Tyson Barrie and Mitchell Callahan each began their major junior hockey careers with vastly different expectations.
Barrie was a skilled and talented first-round bantam draft and was being touted as a cornerstone of the Kelowna Rockets defensive corps for years to come.
Callahan was largely an unknown commodity, a California-born walk-on at training camp in 2008, and a feisty, raw forward who had never played above the midget AA level.
But as 20-year-old players, the two have a lot more in common as both get set to embark on their pro careers and, in turn, put closure to their major junior days.
For the first time since 2006, Barrie won’t be making Rockets training camp a part of his pre-season routine. The Victoria native is already in Denver where he’s making preparations in his attempt to break the lineup of the NHL’s Avalanche.
“I was thinking the other day that this is the first time in five years I won’t be going to Kelowna to start camp and it feels pretty strange,” said Barrie, the Rockets captain last season and WHL’s defenceman of the year in 2009-10. “I had so many great times there and a lot of good memories. It’ll be sad to leave (Kelowna) behind but at the same time I’m excited to get my pro career started. It’s great the Avalanche are bringing me down early to get prepared.”
Barrie’s ultimate goal is to make the NHL’s team’s roster and spend the winter playing in Denver. The second option will be suiting up for the Avalanche’s American Hockey League affiliate in Cleveland, the Lake Erie Monsters.
And as much as he’d like to be in the big time now, Barrie understands the jump from major junior to the NHL doesn’t always happen overnight.
Shea Weber and Josh Gorges are both classic examples of former Rockets defenceman who have gone on to have fine NHL careers after stopovers in the minors.
“It’s going to be tough, just maybe there’ll be a spot there (Avalanche) for me, I’m going in to give it my best shot and everything I can to make it,” said Barrie, who had 272 points in 307 career WHL games, regular season and playoffs combined.
“I also know the transition doesn’t necessarily happen right away, a lot of great players have had to learn in the minors. If I’m not quite ready, then that’s OK I’m prepared to take the necessary steps to get there.”
Rockets head coach Ryan Huska has watched Barrie grow from his very first days in the WHL and is excited to watch the continued development of the skilled, young blue liner.
“He kind of grew up through our organization in a lot of different ways, we kind of used him in key roles even as a young 16-year-old,” said Huska. “I think he’s done a lot of great things for our organization in regards to bringing some of our younger defencemen along, helping them out over the last few years. Now we know for sure he’s moving on to bigger and better things with a pro career I think he’s going to have a very good career because he’s very talented young hockey player and one guy that really wants to win.”

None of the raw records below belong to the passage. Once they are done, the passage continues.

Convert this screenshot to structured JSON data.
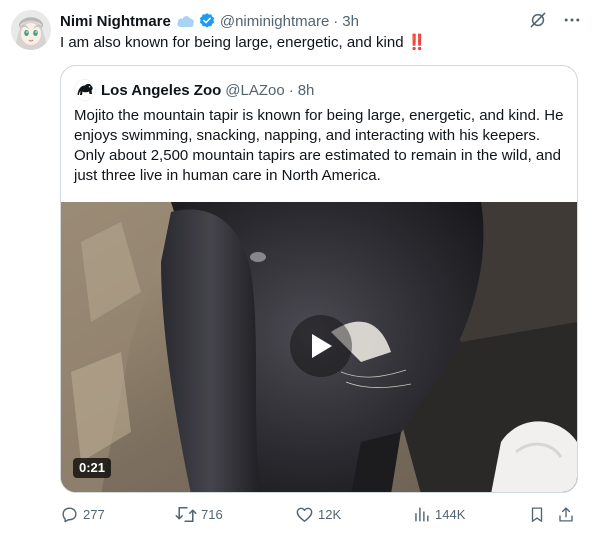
{
  "tweet": {
    "author_name": "Nimi Nightmare",
    "author_handle": "@niminightmare",
    "separator": "·",
    "time": "3h",
    "text": "I am also known for being large, energetic, and kind",
    "emoji": "‼️",
    "icons": {
      "badge": "cloud-icon",
      "verified": "verified-badge-icon",
      "menu": "more-icon",
      "grok": "grok-icon"
    }
  },
  "quote": {
    "author_name": "Los Angeles Zoo",
    "author_handle": "@LAZoo",
    "separator": "·",
    "time": "8h",
    "text": "Mojito the mountain tapir is known for being large, energetic, and kind. He enjoys swimming, snacking, napping, and interacting with his keepers. Only about 2,500 mountain tapirs are estimated to remain in the wild, and just three live in human care in North America.",
    "video": {
      "duration": "0:21"
    }
  },
  "actions": {
    "replies": "277",
    "reposts": "716",
    "likes": "12K",
    "views": "144K"
  },
  "colors": {
    "accent": "#1d9bf0",
    "muted": "#536471",
    "border": "#cfd9de"
  }
}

Beginning Tuesday morning, Mitchell Callahan will spend a week at Rockets’ training before heading to Traverse City, Michigan Sept. 8 to join the rookie camp of the Detroit Red Wings.
While Callahan knows his chances of catching on with the Wings this season is likely next to non-existent, the club’s American Hockey League affiliate in Grand Rapids is a more realistic destination for the 5-foot-11 winger.
And there is also a slight chance—perhaps 10 to 15 per cent according to Huska—that the Whittier, Calif. native would return to Kelowna as an overager.
However the 2011-12 season unfolds, Callahan remains surprised at how quickly and unexpectedly success has come his way, and will be content with wherever he lands.
“Everything has kind of been overwhelming, how quickly it’s happened for me and my family, so I’m not putting too much pressure on myself,” said Callahan, a hard-nosed forward who was drafted by Detroit in the sixth round of the 2009 entry draft.
“But it’s every kid’s dream to play pro. If I end in the A (AHL) then, I’m going to be really excited about that.
“If I don’t come back to Kelowna, then I’m going to miss it. It’s the Rockets who gave me a chance and helped me get where I am today.”
If Callahan doesn’t return, his final numbers in Rockets colours will read: 128 points and 440 penalty minutes in 204 games.
But according to Huska, it was much more than numbers that Callahan brought to the organization.
“He’s been a great poster boy for us just in regards to a player just coming in as a walk-on,” said Huska. “He was a guy nobody knew when he first came, he played so hard and got everybody’s attention in that first training camp.
“He’s turned out to be a guy over the last three years here that I think has turned into a fan favourite. He’s pretty high on our list for our coaches because he works and competes every time he’s on the ice. He’s definitely going to be one of the guys we’re going to miss if he does end up playing in Detroit’s system.”
Rocket Shots…Rockets’ main training camp begins today at Prospera Place with more than 40 players on the roster…Ten players were carried over from rookie camp, including No. 1 bantam pick in 2011, Rourke Chartier…The players will be split into three teams and will have four on-ice sessions on Tuesday and Wednesday, and three on Thursday…The Rockets’ first pre-season game will be played this Friday, Sept. 2 at Prospera Place against the Vancouver Giants.